BCLC has implemented an AML/CTF program designed to meet the requirements of the PCMLTFA. Its program incorporates all aspects of a compliance program required under the PCMLTFA. BCLC's compliance program is routinely audited by FINTRAC and the provincial gaming regulator to ensure it meets legislative requirements and works effectively.[19]

BCLC has made a clear public commitment to meeting its compliance obligations.[20]

An independent report noted robust AML/CTF compliance programs were present in Canadian casinos.[21]

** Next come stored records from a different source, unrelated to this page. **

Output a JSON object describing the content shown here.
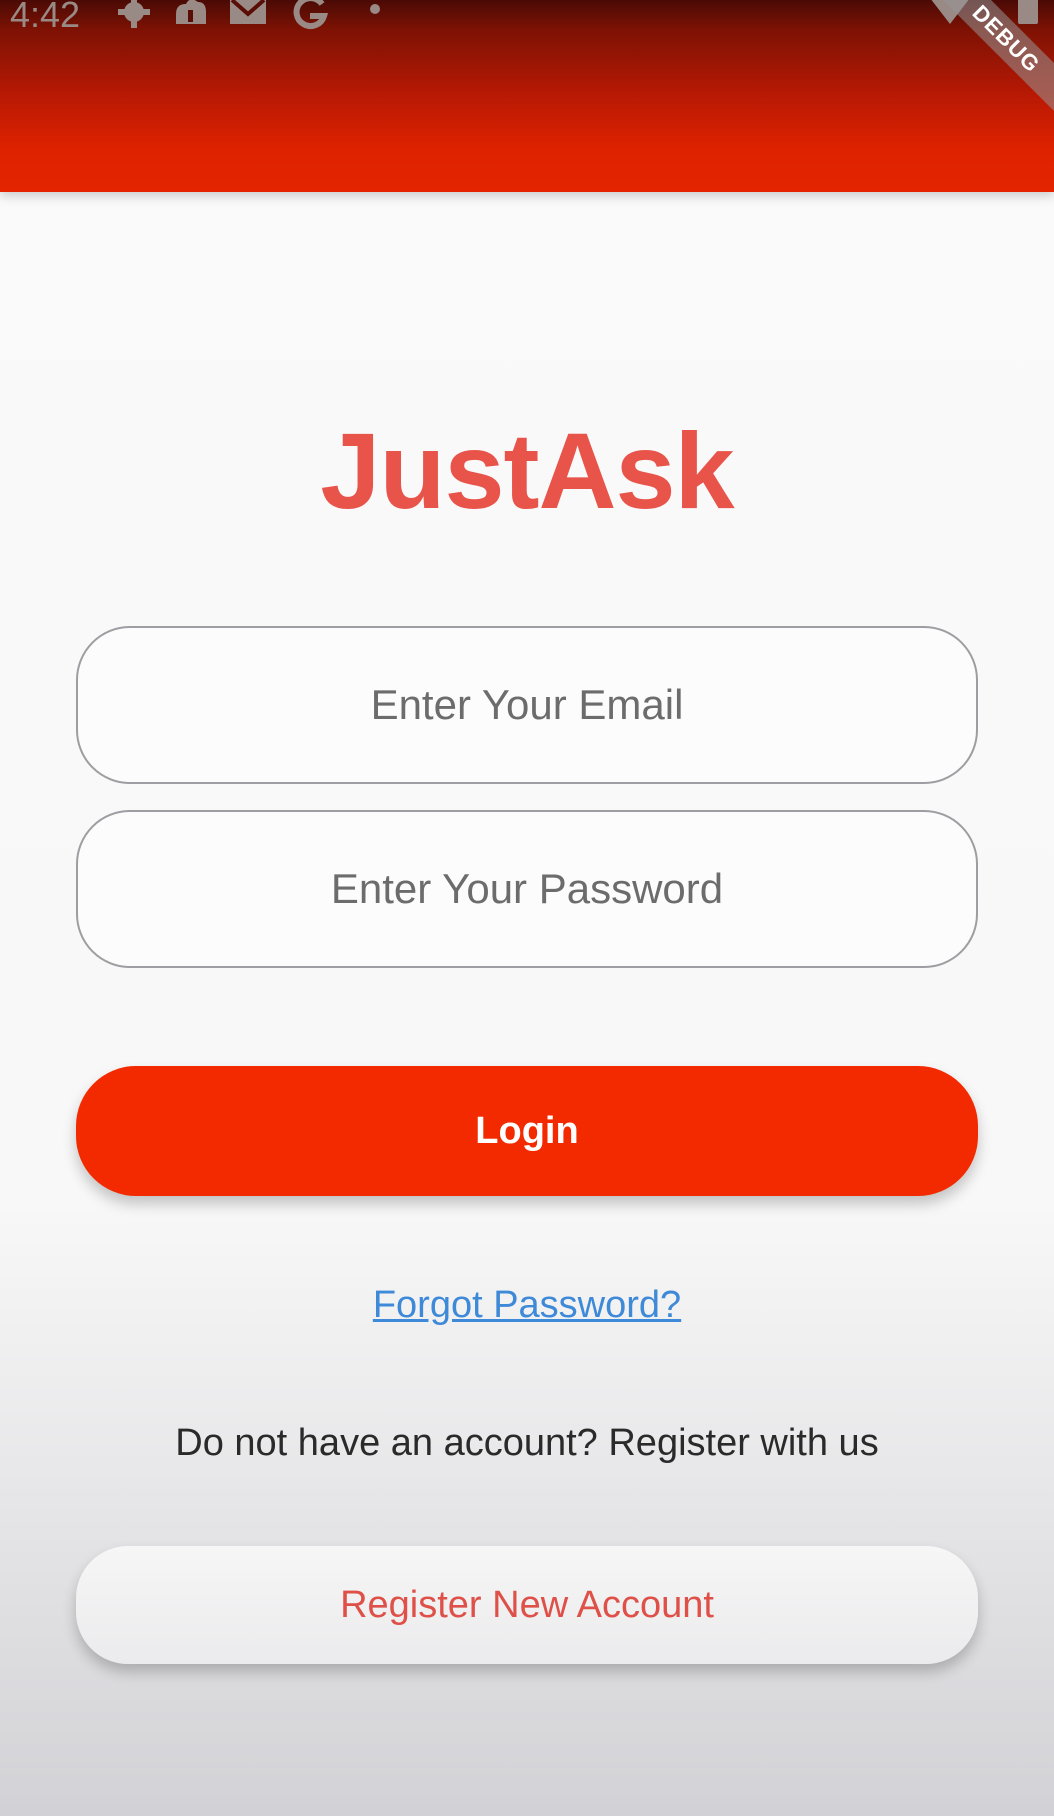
{
  "status_bar": {
    "time": "4:42",
    "icons": [
      "gear-icon",
      "cloud-upload-icon",
      "gmail-icon",
      "google-icon",
      "dot-icon",
      "wifi-icon",
      "battery-icon"
    ]
  },
  "debug_banner": "DEBUG",
  "app": {
    "title": "JustAsk"
  },
  "form": {
    "email_placeholder": "Enter Your Email",
    "password_placeholder": "Enter Your Password",
    "login_label": "Login",
    "forgot_password": "Forgot Password?",
    "register_prompt": "Do not have an account? Register with us",
    "register_label": "Register New Account"
  },
  "colors": {
    "app_bar": "#e42400",
    "title": "#e8544a",
    "login_button": "#f32a00",
    "link": "#3e8ad8",
    "register_text": "#de5048"
  }
}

  1. ^ Van Santvoort, Albert (2016-09-27). "Revenue up for most Crown corporations in B.C." Business In Vancouver. Retrieved 1 January 2017.
  2. ^ Province of British Columbia (March 2017). "BCLC 2016/17 Service Plan" (PDF).
  3. ^ Province of British Columbia. "Gaming Control Act".
  4. ^ Province of British Columbia (June 2017). "Gaming Control Act".
  5. ^ "Western Canada Lottery Corporation". June 2017.
  6. ^ "BCLC 2016/17 Service Plan" (PDF). March 2017.
  7. ^ "BCLC Corporate Website". June 2017.
  8. ^ "BCLC 2016/17 Service Plan" (PDF). March 2017.
  9. ^ "BCLC 2016/17 Service Plan" (PDF). March 2017.
  10. ^ "BCLC GameSense Program". June 18, 2017.
  11. ^ BCLC (June 18, 2017). "BCLC VSE Program". Archived from the original on June 6, 2017.
  12. ^ Dr. Irwin M. Cohen, Dr. Amanda V. McCormick, & Dr. Garth Davies (June 2016). "BCLC'S Voluntary Self-Exclusion Program from the Perspectives and Experiences of Program Participants". Unpublished University of the Fraser Valley Report.CS1 maint: multiple names: authors list (link)
  13. ^ Government of British Columbia, Ministry of Finance (October 2014). "2014 British Columbia Problem Gambling Prevalence Study" (PDF).
  14. ^ CBC News (February 3, 2015). "Problem Gambling".
  15. ^ Province of British Columbia, Provincial Health Officer (2013). "Lower the Stakes A Public Health Approach to Gambling in British Columbia" (PDF).
  16. ^
  17. ^ Government of Canada (July 2017). "Justice Laws Website".
  18. ^ Federal Government of Canada. "Financial Transactions and Reports Analysis Centre Canada".
  19. ^ BCLC (July 2017). "Casino Security and Compliance". Archived from the original on 2017-06-20.
  20. ^ BCLC (July 2017). "Compliance Commitment to British Columbians".
  21. ^ "New Report Highlights Robust Anti-Money Laundering Measures in Canada's Casinos". October 2016.

External links[edit]